De-dollarization is widely discussed by experts at numerous business forums, conferences and seminars, as well as in the mass media. The creation of a single currency for mutual settlements was announced at the beginning of the year by the leaders of Argentina and Brazil. Brazilian President Lula da Silva stated the need to raise this initiative to the level of BRICS and MERCOSUR. On the G20 sidelines, China and Russia officially advocated earlier for the transformation of the SDR into a global-currency, and even now prominent representatives of the scientific circles have not abandoned this idea. The demands of de-dollarization of external settlements and national currency reserves are being heard throughout the Global South.

Last year, a lengthy report was published in Cambridge entitled «Can BRICS De-dollarize the Global Financial System?" Having analyzed the available information on BRICS Pay, BRICS developments on alternatives to SWIFT and digital currencies, its authors highly evaluated the chances of BRICS to create an alternative non-dollar financial system.

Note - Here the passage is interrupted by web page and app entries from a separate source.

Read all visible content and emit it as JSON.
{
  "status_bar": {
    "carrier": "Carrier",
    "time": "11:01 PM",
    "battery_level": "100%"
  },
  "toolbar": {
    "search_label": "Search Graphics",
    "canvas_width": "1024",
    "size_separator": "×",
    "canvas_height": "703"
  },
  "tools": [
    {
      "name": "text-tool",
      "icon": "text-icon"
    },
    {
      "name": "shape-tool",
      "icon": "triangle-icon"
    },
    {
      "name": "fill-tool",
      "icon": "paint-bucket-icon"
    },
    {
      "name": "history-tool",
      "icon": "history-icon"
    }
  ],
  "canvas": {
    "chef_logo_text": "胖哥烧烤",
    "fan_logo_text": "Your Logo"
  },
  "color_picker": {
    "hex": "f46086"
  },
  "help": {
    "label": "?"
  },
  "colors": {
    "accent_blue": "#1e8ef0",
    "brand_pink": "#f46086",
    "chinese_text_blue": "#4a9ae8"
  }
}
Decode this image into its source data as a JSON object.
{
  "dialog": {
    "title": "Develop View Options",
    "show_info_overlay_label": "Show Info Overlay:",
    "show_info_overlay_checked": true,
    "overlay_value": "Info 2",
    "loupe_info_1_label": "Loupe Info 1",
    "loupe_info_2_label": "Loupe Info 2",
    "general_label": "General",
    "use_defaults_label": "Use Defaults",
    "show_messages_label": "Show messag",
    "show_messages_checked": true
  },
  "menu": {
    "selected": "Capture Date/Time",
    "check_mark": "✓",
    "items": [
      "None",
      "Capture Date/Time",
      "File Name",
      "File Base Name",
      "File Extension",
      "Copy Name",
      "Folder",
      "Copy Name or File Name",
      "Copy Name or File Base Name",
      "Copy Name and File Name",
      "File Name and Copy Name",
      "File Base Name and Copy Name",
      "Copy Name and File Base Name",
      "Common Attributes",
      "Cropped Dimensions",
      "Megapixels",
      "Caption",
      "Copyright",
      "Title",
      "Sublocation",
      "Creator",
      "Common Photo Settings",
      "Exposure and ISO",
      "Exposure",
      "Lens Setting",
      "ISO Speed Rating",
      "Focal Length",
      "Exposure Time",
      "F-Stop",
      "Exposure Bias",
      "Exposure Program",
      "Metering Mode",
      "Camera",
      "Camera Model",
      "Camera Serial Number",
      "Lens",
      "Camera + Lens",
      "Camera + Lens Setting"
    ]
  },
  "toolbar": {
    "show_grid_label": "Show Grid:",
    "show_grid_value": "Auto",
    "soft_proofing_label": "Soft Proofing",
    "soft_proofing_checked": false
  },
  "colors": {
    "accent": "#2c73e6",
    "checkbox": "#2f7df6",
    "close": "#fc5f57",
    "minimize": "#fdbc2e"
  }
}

On the other hand, the previously mentioned Jim O'Neill, who calls himself the "creator of BRICS," in a recent interview on the prospects of this bloc and its role in Africa, expressed doubts about the possibility of launching a single currency by countries that "can’t even really agree on basic things like a peaceful border". Calling the dominance of the dollar "problematic" and recognizing "the need for some different monetary and financial system," he is not sure that replacing the dollar with another national currency would make such system any better.

The topics of mutual settlements and a collective currency are unlikely to fall out of sight of the BRICS leaders at their next summit in Johannesburg. The creation of a reliable monetary and financial "safety net" is relevant both for them and for the leaders of those states that intend to join BRICS or have already joined the "Five" as shareholders of the NDB. The recent banking turmoil in the United States and Switzerland, as well as the situation with American debt, have only strengthened the desire to protect themselves from new financial cataclysms, and in this vein, the work of the BRICS Business Council on the most pressing monetary and financial issues is of particular importance.

There is still time before the XV summit in Johannesburg, and even more so before the end of the South African presidency of BRICS, in which a lot can be done. And next year, the presidency will pass to Russia, which is no less than other BRICS countries, interested in launching and successfully functioning an alternative monetary and financial system. Russian priorities in BRICS for 2024 have yet to be determined, but they are unlikely to be limited by the continuity of the agenda. Most probably, new initiatives will be put forward to strengthen mutually beneficial cooperation in the BRICS-SCO-EAEU format with the possible connection of the G20/B20, where India currently chairs, and the work will go on under the presidency of BRICS countries for another two years.